==== Information ====

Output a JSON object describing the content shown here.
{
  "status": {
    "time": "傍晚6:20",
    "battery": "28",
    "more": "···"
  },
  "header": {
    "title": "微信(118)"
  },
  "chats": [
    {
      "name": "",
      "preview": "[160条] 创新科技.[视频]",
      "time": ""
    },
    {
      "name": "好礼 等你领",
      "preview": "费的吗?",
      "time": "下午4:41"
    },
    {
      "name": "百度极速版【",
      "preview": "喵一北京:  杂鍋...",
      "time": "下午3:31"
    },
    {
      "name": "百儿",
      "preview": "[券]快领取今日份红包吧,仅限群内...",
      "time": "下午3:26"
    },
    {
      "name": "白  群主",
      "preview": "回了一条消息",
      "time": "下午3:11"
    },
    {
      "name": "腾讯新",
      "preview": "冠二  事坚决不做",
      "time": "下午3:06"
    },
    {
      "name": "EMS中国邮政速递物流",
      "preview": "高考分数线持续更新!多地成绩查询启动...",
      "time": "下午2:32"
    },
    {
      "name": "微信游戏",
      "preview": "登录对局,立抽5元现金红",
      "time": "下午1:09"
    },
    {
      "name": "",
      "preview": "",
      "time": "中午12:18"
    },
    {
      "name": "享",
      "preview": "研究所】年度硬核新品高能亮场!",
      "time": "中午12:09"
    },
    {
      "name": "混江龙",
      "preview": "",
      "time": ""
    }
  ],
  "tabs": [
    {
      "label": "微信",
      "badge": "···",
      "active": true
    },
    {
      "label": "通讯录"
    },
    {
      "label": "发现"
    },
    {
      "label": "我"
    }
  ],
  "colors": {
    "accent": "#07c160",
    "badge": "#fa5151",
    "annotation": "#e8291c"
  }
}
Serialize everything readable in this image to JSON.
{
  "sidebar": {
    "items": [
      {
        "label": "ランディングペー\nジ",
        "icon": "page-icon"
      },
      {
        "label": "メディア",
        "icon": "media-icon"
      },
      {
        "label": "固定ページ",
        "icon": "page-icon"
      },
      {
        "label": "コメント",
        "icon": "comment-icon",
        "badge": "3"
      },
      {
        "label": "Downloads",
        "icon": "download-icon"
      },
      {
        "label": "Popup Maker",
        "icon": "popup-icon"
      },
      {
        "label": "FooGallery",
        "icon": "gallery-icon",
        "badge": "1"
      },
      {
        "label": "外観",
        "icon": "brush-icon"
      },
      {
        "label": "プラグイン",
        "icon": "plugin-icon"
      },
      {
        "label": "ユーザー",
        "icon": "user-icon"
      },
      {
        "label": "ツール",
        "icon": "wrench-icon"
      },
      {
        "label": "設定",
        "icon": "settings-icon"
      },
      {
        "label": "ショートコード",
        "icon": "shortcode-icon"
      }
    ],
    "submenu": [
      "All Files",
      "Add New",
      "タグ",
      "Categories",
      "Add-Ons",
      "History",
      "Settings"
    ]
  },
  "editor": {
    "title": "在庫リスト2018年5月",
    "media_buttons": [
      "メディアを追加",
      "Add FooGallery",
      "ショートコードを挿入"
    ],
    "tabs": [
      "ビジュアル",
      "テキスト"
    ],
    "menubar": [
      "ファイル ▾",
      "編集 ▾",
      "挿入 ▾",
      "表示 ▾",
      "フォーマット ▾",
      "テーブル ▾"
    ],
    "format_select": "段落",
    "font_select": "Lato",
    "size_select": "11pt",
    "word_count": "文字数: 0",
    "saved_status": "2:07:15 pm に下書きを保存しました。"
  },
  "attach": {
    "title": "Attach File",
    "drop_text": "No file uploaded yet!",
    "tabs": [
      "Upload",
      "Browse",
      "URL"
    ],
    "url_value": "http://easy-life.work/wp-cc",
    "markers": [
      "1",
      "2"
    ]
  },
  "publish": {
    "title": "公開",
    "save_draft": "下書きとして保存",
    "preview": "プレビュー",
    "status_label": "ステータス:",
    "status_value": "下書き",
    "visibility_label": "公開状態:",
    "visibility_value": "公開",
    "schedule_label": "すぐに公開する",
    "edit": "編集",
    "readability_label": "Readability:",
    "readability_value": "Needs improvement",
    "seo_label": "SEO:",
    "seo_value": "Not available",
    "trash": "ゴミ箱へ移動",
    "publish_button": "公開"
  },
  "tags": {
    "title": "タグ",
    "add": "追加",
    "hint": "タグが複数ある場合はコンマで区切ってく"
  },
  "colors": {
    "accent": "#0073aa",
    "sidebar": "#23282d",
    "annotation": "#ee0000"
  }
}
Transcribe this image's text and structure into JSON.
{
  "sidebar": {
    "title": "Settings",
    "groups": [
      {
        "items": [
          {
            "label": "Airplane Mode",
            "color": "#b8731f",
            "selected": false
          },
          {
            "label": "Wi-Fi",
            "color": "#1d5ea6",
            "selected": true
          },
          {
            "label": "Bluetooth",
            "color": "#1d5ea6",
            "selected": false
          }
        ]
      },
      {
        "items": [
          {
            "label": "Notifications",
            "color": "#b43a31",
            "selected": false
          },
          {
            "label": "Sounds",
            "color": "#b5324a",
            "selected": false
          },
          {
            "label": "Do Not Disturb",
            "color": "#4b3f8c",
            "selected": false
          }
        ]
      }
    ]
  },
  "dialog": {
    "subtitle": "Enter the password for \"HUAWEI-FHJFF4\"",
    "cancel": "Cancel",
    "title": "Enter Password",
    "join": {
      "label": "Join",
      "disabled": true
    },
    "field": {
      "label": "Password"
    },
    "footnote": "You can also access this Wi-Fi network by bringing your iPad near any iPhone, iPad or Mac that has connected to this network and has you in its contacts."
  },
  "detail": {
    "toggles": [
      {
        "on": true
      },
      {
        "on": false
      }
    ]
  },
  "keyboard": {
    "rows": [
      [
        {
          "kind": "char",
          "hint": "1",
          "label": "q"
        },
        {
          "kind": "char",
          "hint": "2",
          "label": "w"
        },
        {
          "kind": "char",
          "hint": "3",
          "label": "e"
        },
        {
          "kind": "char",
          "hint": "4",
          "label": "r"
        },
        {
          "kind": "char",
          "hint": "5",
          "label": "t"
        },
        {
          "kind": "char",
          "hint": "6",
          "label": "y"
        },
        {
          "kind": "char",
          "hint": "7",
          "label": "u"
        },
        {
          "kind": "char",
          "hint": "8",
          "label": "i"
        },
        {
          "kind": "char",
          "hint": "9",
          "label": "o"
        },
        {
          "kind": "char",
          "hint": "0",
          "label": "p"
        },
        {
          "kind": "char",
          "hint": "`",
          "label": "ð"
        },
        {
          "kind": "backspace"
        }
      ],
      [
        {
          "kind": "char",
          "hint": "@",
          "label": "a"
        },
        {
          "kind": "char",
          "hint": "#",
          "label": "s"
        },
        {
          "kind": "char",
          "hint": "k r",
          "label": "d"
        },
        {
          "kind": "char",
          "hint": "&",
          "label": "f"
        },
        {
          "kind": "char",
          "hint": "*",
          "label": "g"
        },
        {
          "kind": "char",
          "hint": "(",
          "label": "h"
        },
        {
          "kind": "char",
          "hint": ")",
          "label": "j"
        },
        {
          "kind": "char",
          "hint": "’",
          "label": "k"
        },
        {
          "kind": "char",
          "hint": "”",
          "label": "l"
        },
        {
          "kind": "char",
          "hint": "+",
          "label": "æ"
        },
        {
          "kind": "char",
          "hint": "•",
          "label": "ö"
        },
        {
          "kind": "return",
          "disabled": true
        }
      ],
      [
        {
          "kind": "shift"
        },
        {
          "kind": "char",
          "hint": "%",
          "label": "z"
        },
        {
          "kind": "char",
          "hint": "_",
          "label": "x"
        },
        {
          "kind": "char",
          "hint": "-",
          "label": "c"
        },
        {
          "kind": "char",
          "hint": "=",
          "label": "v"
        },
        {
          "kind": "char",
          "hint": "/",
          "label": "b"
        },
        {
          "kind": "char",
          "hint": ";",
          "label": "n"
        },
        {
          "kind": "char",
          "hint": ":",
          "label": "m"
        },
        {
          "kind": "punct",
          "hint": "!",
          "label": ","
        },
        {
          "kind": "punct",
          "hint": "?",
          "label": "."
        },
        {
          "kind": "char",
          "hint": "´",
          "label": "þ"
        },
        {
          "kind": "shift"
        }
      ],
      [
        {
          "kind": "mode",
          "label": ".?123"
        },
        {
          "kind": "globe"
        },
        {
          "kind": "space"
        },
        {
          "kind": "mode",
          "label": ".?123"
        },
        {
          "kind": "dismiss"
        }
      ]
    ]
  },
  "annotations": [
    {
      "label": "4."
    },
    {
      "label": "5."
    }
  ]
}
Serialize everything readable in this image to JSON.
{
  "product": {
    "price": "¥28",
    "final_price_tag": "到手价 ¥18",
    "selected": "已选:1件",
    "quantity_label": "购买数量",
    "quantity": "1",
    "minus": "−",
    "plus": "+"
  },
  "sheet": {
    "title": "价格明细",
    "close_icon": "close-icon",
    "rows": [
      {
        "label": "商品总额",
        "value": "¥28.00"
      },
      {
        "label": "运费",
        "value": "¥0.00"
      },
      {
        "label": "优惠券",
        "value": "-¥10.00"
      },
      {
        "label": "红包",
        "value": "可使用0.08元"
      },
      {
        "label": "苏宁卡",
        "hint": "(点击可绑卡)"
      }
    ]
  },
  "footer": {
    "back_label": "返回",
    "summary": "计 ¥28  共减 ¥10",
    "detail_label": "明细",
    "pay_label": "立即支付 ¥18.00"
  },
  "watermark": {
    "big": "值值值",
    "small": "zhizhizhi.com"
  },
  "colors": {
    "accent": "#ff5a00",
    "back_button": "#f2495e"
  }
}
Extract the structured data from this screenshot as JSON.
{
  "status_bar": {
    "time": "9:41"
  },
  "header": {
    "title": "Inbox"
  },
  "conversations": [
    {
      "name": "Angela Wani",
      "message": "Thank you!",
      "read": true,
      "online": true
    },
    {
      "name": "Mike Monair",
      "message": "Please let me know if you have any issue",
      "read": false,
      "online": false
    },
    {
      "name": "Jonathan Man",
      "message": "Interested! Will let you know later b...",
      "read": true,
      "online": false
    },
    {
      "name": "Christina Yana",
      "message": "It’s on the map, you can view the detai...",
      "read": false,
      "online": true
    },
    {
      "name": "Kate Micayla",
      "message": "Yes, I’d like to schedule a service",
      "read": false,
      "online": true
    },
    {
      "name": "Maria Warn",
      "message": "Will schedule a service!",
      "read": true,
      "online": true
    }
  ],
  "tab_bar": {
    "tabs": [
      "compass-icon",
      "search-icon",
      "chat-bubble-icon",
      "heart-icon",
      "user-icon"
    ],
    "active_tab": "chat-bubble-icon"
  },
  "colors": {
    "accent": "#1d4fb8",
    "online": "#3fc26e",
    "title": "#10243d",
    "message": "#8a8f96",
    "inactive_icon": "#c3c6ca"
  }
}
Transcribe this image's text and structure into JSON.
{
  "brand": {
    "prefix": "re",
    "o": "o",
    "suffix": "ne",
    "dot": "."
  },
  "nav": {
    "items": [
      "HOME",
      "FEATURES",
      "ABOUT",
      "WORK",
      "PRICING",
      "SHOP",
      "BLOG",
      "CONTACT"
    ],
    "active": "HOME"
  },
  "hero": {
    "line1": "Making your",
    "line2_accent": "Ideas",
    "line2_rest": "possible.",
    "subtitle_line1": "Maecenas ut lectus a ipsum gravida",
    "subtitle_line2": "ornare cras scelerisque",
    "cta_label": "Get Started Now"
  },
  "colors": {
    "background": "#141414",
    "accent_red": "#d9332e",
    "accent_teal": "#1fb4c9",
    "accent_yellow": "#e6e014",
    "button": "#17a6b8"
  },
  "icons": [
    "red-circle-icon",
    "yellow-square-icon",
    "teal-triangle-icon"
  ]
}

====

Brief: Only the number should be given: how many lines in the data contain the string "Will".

Exercise solution: 2